Without any doubt, the heart of a F1 car is its engine, built with the lightest and most resistant materials available. The speed -and power- that the machine can develop depends largely on it. The architecture of the car is created around it.
And that explains quite well what the propeller represents for a team. So every time you hear it roar you think of the more than 7 million euros! that it takes to build it. Yes, it is the most expensive element of all, and when it comes to knowing how much a F1 car costs, you have to keep it very much in mind.
Carbon fiber chassis: 56.30 dollars
To avoid as much as possible the damages that the pilot can suffer in an accident, the racing cars have a monocoque chassis that protects him. Built with about 60 layers of carbon fiber, it is capable of withstanding impacts of an enormous force.
It is surprising how resistant this compound is, thinner than a human hair and capable of becoming a survival cell for the runner. After reading this, I’m sure you’ll find his 728.96 dollars a bargain. To us too, although its impact on the price of an F1 car is high.
Brake system: 205.06 dollars
To reduce the high speed -more than 350 km/h- than a F1 car reaches in a very short distance -less than 100 meters-, the brake system -including its carbon-carbon disks- has to be the cane of Spain.
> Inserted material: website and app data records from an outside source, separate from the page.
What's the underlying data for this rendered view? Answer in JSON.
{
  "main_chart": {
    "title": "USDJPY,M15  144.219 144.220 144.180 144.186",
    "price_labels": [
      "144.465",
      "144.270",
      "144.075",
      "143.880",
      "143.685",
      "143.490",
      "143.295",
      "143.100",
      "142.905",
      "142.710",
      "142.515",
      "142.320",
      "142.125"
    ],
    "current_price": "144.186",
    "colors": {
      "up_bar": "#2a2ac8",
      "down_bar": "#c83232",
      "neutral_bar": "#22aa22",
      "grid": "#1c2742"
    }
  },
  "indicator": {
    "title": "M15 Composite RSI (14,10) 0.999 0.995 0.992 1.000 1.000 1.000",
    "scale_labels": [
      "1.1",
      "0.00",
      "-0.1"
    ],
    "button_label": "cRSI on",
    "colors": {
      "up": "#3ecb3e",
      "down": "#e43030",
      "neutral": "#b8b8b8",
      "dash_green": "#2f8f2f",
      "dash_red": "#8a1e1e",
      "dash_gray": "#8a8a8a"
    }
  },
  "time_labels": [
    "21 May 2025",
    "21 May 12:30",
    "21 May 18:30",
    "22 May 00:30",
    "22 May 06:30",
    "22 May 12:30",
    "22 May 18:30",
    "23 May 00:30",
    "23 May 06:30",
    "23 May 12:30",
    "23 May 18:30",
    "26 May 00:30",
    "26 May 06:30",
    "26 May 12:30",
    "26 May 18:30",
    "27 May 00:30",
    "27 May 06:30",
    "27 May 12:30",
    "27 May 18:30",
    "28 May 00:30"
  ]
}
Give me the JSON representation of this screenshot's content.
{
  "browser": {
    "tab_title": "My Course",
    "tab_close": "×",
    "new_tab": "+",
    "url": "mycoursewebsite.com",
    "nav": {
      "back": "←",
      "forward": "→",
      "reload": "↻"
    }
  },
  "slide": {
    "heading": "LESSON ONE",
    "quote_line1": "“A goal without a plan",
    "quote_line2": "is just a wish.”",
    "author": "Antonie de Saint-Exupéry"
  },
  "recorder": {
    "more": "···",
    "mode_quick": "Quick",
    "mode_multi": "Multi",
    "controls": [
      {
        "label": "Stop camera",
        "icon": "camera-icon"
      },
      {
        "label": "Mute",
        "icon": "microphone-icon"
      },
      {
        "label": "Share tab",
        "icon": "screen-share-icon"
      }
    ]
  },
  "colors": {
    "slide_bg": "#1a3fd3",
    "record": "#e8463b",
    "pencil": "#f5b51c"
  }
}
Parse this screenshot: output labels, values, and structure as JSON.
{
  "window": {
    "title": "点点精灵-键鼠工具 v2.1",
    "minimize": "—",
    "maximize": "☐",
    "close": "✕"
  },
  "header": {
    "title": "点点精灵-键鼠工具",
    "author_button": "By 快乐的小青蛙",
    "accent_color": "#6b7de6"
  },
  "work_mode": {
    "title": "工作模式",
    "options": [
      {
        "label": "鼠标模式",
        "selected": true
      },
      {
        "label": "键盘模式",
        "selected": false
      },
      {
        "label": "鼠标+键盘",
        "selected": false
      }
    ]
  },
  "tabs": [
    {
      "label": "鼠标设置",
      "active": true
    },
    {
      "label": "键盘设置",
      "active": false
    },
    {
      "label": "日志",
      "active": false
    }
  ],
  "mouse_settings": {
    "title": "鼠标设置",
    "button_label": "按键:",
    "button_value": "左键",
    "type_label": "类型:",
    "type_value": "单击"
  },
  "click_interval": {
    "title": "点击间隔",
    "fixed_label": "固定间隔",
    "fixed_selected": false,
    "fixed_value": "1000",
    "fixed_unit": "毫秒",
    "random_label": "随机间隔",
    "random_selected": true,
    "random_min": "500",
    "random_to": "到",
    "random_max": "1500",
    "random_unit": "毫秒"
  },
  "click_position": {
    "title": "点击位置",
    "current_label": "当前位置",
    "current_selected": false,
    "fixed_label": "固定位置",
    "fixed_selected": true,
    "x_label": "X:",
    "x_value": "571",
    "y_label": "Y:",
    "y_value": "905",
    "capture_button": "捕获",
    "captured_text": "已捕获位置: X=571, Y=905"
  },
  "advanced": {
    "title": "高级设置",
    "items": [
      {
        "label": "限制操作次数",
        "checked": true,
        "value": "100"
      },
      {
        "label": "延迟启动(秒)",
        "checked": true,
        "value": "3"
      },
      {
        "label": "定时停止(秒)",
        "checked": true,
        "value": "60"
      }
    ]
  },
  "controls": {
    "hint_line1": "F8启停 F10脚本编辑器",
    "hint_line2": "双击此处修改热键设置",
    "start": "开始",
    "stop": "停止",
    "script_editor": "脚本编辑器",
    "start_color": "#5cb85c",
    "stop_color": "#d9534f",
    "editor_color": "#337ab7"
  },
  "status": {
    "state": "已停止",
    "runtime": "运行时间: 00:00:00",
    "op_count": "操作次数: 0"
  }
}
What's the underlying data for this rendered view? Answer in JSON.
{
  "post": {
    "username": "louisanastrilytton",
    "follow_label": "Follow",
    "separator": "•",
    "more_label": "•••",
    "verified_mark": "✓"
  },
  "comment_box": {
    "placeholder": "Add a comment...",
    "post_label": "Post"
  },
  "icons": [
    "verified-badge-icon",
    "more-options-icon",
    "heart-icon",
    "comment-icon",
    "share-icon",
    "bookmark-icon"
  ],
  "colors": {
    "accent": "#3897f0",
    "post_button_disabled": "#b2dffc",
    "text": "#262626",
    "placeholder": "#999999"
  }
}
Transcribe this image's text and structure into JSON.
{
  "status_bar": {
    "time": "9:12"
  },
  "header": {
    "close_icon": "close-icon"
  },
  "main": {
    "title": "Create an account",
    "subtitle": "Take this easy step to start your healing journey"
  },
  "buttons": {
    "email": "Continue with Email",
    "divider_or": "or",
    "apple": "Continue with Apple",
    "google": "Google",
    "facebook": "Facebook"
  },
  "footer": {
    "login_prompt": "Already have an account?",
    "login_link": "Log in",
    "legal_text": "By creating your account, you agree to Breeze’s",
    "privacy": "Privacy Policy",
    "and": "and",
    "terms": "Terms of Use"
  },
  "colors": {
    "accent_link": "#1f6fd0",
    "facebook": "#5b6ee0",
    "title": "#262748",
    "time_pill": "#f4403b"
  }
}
That’s why we’re making your 205.06 dollars a bicycle because you’ll tell us what a car without a good brake system does. It would be impossible to drive without them. It is undoubtedly one of the fundamental safety elements, even though in the price of a F1 car they represent a minimum part.
Rubber has a great influence on the performance of single-seaters. Each one, currently supplied by Pirelli, costs around 728.96 dollars, which means an average of 300,000 euros per year for each team. How much do you spend on changing the wheels of your cucumber?
The 11 elements mentioned together amount to more than 8 million dollars. But he hopes that to know more precisely how much a F1 car costs, it would be necessary to add some ‘intangibles’. We are referring to the endless hours of research of staff of several hundred employees working in the factories. Not to mention the countless materials used in many tests that end up being discarded. It’s almost better to stop, so we’re running out of budget.